Local politicians pressure TokyoKorean politicians Tuesday urged Japanese Prime Minister Shinzo Abe to offer a clear apology for Japan’s colonial rule in his statement on the Aug. 15 anniversary of the end of World War II to improve relations between the two countries.
“I eagerly look forward to seeing a statement that includes affection, sincerity and good faith, and I will pray for it,” National Assembly Speaker Chung Ui-hwa said Tuesday when he met Fukushiro Nukaga, chairman of the Japan-Korea Parliamentarians’ Union.
Nukaga visited Korea as Abe’s special envoy as Seoul and Tokyo celebrated the 50th anniversary of re-establishing diplomatic ties on Monday.
Relations between Korea and Japan have reached possibly their lowest ebb because of the Abe government’s revisionist attitude towards history, including Japan’s colonial rule of Korea and its wartime misdeeds. Bilateral relations further deteriorated as Tokyo shrugs off Seoul’s demand for a formal apology and reparations for the former “comfort women,” thousands of young women and girls forced into military brothels by the Japanese Imperial Army during World War II.
A sign of a thaw was seen on Monday as Korean President Park Geun-hye and Japanese Prime Minister Abe each attended parallel events to commemorate the anniversary of the diplomatic normalization. Abe said on Tuesday that he wants to keep the momentum alive to have a summit with Park. Diplomatic observers said Abe’s statement, to be issued on Aug. 15, will practically decide the future of the two countries’ relations. On Aug. 15, Korea will celebrate its 70th anniversary of liberation from Japan’s colonial rule, while Japan will observe the 70th anniversary of its surrender in World War II.
Concerns have grown that Abe will avoid using key terms, such as “apology” and “colonial rule and aggression,” that were included in statements issued on the same anniversary in 1995 and 2005 by his predecessors Prime Ministers Tomiichi Murayama and Junichiro Koizumi. Korea and other former colonies of Japan, including China, have urged Abe to respect and uphold the terms and spirit of the previous statements.
Korean politicians demanded Tuesday that Abe’s upcoming statement include a clear apology.

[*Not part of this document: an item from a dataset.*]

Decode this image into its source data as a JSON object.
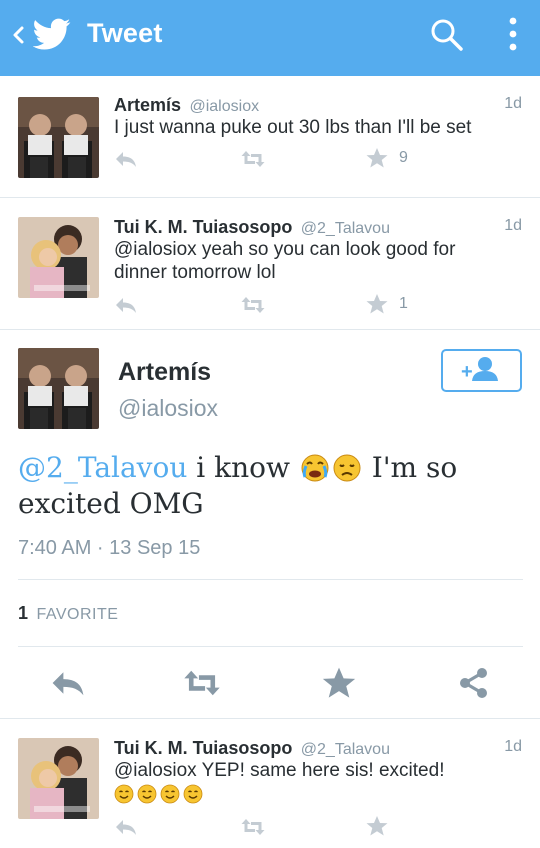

“It is regretful that no clear sign of change has been seen from Japan,” Saenuri Rep. Kim Jong-hoon, a former diplomat, said in an interview with MBC radio. “The kind of statement that will be issued on Aug. 15, and how the two leaders can find common ground based on that, are incredibly important.”
Kim said Korea has made efforts to improve strained relations and Japan must appreciate it and reciprocate.
The ruling party’s floor leader, Rep. Yoo Seong-min, also said he has high expectations for Abe’s Aug. 15 statement and the prospect of a Korea-Japan leaders summit.
“Because the summit will be the first in the Park government, an important agreement should be made to resolve the problems from the past and open up the future,” he said.
“Abe must offer a clear apology for Japan’s colonial rule and aggression in his statement on the 70th anniversary of the end of World War II,” Kim Young-rok, senior spokesperson of the main opposition New Politics Alliance for Democracy. “There were some reports that he will just issue a personal statement, not an official government statement. Such diplomacy won’t help the two countries’ relations.”
Japanese media reported Monday that Abe may not seek Cabinet approval for his upcoming statement as a way to sidestep neighboring countries’ criticism. Abe apparently hopes to tone down the formality of the statement and make it more personal, a Japanese government source was quoted as saying by the Kyodo News Agency. The government’s official stance is usually approved by all Cabinet ministers.
Meanwhile, President Park has told Abe’s special envoy of her wish to hold a bilateral summit with Abe in the near future, a senior source told the JoongAng Ilbo Monday. According to the source, the remarks were made during Park’s meeting with Nukaga and Saenuri Rep. Suh Chung-won, his Korean counterpart, at the Blue House on Monday.
Since Park took office in 2013 and Abe in 2012, no summit has taken place between the leaders, the most telling indication of how cold ties between Seoul and Tokyo have become.
While Abe has made numerous public statements of wanting a summit with Park, the Korean government made it clear that no such meeting will take place unless there is a significant breakthrough in their deadlock in the history issue. It was the first time that Park has indicated that a summit was possible to a Japanese official.
The United States welcomed the efforts by leaders of Korea and Japan.
“I think it’s an important step that they’re ? that they’ve agreed to attend this commemoration together,” said John Kirby, State Department spokesperson, on Monday.
BY SER MYO-JA [firstname.lastname@example.org]